Filter the data for lines with the word "Free" and copy those lines.

:: RECORDS TO PROCESS

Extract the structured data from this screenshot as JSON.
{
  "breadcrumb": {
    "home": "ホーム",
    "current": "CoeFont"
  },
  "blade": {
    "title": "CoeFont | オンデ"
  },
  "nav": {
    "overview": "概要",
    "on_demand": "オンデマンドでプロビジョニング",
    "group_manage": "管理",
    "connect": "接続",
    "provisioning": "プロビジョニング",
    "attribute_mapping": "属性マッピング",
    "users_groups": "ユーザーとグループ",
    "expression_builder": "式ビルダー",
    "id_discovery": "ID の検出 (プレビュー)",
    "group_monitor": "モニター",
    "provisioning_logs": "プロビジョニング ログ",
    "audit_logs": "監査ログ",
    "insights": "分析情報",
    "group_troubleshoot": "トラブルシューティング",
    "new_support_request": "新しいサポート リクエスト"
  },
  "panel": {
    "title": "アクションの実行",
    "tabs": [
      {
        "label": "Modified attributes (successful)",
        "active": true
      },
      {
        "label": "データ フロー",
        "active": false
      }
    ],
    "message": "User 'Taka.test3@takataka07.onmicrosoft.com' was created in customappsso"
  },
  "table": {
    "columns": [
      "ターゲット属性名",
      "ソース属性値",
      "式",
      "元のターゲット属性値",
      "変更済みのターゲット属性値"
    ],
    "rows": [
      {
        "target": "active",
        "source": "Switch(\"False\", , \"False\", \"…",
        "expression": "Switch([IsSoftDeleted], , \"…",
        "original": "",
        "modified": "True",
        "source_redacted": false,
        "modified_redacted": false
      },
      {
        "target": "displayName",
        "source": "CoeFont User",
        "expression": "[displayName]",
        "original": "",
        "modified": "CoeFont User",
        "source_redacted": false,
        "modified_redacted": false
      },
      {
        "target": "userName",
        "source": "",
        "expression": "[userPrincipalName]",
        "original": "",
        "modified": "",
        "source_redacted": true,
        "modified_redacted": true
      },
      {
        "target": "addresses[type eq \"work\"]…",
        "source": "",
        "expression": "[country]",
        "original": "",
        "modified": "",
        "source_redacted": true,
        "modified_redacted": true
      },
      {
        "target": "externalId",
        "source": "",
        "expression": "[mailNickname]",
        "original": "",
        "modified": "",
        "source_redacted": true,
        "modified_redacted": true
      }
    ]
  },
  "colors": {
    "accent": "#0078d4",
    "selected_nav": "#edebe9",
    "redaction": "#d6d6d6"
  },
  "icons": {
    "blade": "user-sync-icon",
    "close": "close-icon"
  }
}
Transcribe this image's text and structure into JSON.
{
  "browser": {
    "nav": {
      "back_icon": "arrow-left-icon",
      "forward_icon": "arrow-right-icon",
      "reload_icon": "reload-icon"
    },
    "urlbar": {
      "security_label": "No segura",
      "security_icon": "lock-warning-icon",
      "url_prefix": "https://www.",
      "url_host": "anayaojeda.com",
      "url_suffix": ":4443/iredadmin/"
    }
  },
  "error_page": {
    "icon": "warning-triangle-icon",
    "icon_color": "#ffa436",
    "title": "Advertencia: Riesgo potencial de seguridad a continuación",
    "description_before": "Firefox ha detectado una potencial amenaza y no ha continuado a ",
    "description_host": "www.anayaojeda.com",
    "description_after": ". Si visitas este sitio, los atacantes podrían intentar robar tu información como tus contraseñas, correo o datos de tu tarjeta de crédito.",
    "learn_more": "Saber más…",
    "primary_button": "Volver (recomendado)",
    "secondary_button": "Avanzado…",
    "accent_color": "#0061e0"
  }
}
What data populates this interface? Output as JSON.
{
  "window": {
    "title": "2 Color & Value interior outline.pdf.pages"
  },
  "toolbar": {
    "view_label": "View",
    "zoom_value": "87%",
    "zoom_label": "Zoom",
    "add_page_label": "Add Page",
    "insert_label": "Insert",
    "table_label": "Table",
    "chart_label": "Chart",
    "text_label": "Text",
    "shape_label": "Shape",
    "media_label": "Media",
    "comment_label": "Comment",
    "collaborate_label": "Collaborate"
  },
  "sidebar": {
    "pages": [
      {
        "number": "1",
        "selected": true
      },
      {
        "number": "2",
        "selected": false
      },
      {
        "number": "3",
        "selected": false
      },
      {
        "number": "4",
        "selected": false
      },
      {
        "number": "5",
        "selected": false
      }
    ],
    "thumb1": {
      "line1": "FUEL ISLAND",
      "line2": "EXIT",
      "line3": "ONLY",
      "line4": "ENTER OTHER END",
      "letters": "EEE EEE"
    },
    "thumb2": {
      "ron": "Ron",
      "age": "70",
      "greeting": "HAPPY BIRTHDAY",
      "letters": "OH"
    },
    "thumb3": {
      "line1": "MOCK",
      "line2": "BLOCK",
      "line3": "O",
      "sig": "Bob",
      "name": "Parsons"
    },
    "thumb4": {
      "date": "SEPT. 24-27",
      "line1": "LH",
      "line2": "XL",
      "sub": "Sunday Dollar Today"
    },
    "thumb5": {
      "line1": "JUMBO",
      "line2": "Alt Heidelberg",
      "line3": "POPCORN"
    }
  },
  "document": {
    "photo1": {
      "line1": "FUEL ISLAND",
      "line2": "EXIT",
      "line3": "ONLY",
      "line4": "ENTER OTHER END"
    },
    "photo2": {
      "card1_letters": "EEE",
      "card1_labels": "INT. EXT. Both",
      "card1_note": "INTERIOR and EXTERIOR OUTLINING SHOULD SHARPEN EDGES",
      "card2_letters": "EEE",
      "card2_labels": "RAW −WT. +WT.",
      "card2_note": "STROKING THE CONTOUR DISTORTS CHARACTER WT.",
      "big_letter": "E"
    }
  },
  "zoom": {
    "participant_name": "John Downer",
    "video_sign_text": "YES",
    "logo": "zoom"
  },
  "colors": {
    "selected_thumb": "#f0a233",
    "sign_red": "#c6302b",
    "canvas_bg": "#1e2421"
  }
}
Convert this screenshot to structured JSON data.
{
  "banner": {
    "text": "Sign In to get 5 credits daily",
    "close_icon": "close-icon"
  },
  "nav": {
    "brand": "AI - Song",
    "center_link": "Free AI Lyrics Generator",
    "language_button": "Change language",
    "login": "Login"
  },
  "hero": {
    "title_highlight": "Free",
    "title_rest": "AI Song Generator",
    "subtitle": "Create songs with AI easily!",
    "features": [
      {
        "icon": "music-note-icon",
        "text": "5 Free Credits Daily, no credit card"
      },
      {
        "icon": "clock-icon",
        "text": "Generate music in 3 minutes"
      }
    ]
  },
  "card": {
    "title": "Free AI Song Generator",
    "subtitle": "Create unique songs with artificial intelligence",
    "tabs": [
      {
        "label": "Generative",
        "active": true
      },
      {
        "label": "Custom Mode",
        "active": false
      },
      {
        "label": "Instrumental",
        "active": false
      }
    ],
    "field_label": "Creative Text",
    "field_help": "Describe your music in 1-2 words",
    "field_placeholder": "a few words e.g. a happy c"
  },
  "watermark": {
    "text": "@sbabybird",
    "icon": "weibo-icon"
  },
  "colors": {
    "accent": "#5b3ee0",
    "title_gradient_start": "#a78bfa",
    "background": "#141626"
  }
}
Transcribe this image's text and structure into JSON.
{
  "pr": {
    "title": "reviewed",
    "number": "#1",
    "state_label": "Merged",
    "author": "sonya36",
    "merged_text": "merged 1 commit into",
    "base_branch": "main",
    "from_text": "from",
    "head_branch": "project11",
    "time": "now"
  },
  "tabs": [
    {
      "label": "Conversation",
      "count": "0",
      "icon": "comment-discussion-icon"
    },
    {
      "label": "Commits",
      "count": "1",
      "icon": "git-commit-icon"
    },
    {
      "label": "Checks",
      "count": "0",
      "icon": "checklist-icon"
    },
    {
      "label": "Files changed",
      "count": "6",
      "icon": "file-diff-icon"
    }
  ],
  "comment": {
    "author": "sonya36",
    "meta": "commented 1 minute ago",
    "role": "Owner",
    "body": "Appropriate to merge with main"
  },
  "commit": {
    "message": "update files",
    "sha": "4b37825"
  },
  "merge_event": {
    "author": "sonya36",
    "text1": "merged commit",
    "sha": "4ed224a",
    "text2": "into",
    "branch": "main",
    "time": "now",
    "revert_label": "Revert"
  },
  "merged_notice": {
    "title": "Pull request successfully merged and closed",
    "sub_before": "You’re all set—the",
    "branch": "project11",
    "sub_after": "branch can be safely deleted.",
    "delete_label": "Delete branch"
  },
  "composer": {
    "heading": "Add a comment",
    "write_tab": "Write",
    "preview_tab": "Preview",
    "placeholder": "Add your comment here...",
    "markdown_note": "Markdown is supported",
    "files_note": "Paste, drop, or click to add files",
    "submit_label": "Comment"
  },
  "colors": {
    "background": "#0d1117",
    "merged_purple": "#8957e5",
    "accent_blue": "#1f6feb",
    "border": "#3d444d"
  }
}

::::

### [EXERCISE SOLUTION]
    "center_link": "Free AI Lyrics Generator",
    "title_highlight": "Free",
        "text": "5 Free Credits Daily, no credit card"
    "title": "Free AI Song Generator",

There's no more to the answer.